# TASK OBJECTIVE
Within the material below, tally every line that holds the word "offset", then give the tally and nothing more.

--- DATA SHOWN Enclosed Below ---

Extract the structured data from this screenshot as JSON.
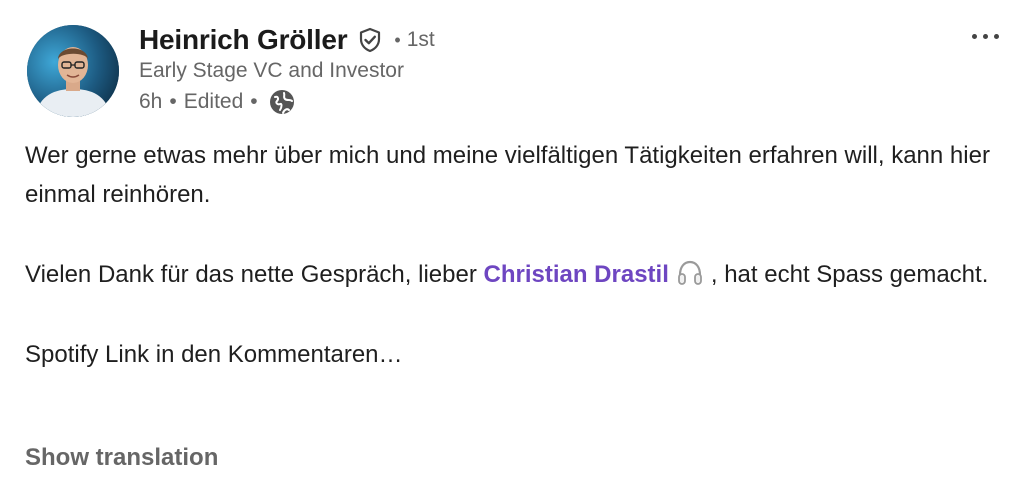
{
  "post": {
    "author": {
      "name": "Heinrich Gröller",
      "degree": "1st",
      "headline": "Early Stage VC and Investor",
      "avatar_icon": "profile-photo",
      "verified_icon": "verified-shield-icon"
    },
    "meta": {
      "time": "6h",
      "edited": "Edited",
      "visibility_icon": "globe-icon"
    },
    "more_icon": "more-horizontal-icon",
    "body": {
      "paragraph1": "Wer gerne etwas mehr über mich und meine vielfältigen Tätigkeiten erfahren will, kann hier einmal reinhören.",
      "paragraph2_before": "Vielen Dank für das nette Gespräch, lieber ",
      "mention": "Christian Drastil",
      "mention_icon": "headphones-icon",
      "paragraph2_after": ", hat echt Spass gemacht.",
      "paragraph3": "Spotify Link in den Kommentaren…"
    },
    "show_translation": "Show translation"
  },
  "colors": {
    "text": "#1f1f1f",
    "muted": "#666666",
    "mention": "#6e46c1",
    "background": "#ffffff"
  }
}
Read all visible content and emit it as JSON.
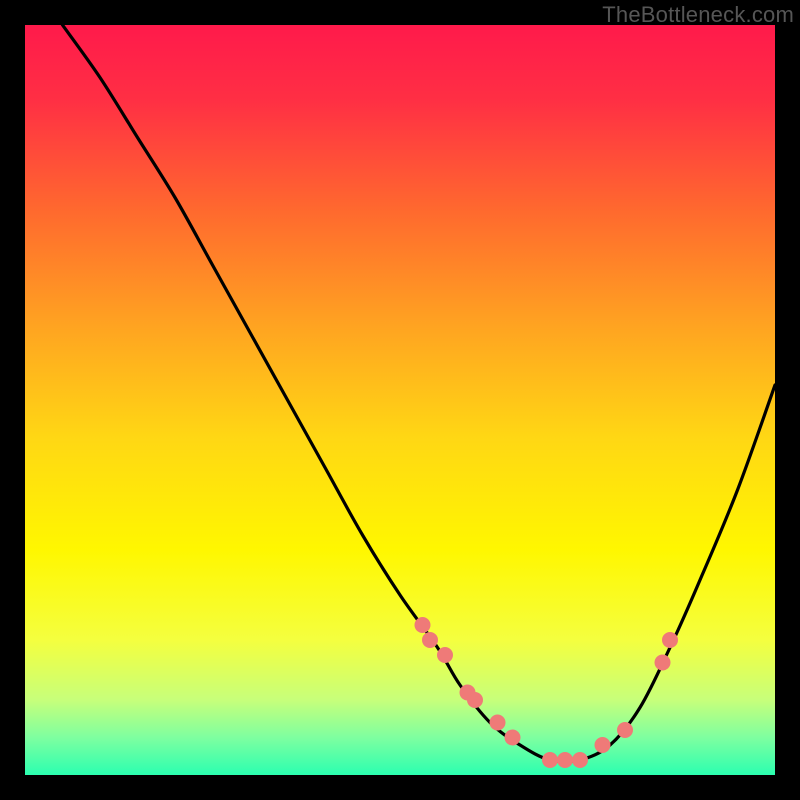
{
  "watermark": "TheBottleneck.com",
  "chart_data": {
    "type": "line",
    "title": "",
    "xlabel": "",
    "ylabel": "",
    "xlim": [
      0,
      100
    ],
    "ylim": [
      0,
      100
    ],
    "grid": false,
    "legend": false,
    "annotations": [],
    "gradient_stops": [
      {
        "offset": 0.0,
        "color": "#ff1a4b"
      },
      {
        "offset": 0.1,
        "color": "#ff2f44"
      },
      {
        "offset": 0.25,
        "color": "#ff6a2e"
      },
      {
        "offset": 0.4,
        "color": "#ffa321"
      },
      {
        "offset": 0.55,
        "color": "#ffd714"
      },
      {
        "offset": 0.7,
        "color": "#fff700"
      },
      {
        "offset": 0.82,
        "color": "#f4ff3f"
      },
      {
        "offset": 0.9,
        "color": "#c7ff7a"
      },
      {
        "offset": 0.95,
        "color": "#7effa0"
      },
      {
        "offset": 1.0,
        "color": "#2bffb0"
      }
    ],
    "series": [
      {
        "name": "bottleneck-curve",
        "x": [
          5,
          10,
          15,
          20,
          25,
          30,
          35,
          40,
          45,
          50,
          55,
          58,
          62,
          66,
          70,
          74,
          78,
          82,
          86,
          90,
          95,
          100
        ],
        "y": [
          100,
          93,
          85,
          77,
          68,
          59,
          50,
          41,
          32,
          24,
          17,
          12,
          7,
          4,
          2,
          2,
          4,
          9,
          17,
          26,
          38,
          52
        ]
      }
    ],
    "markers": {
      "name": "highlight-points",
      "x": [
        53,
        54,
        56,
        59,
        60,
        63,
        65,
        70,
        72,
        74,
        77,
        80,
        85,
        86
      ],
      "y": [
        20,
        18,
        16,
        11,
        10,
        7,
        5,
        2,
        2,
        2,
        4,
        6,
        15,
        18
      ]
    }
  }
}
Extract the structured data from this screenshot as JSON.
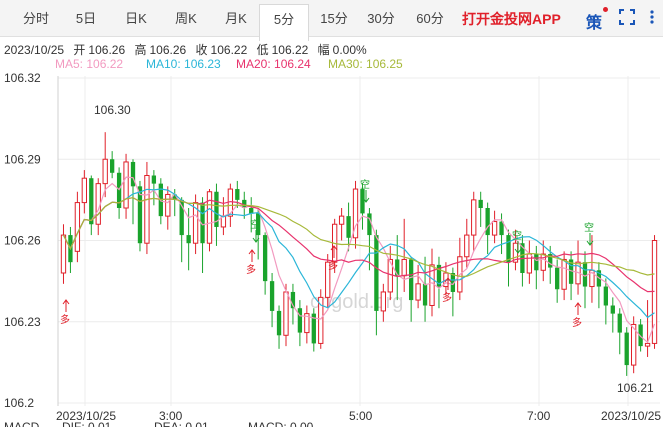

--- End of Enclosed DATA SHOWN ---

# REPLY TO THE TASK
10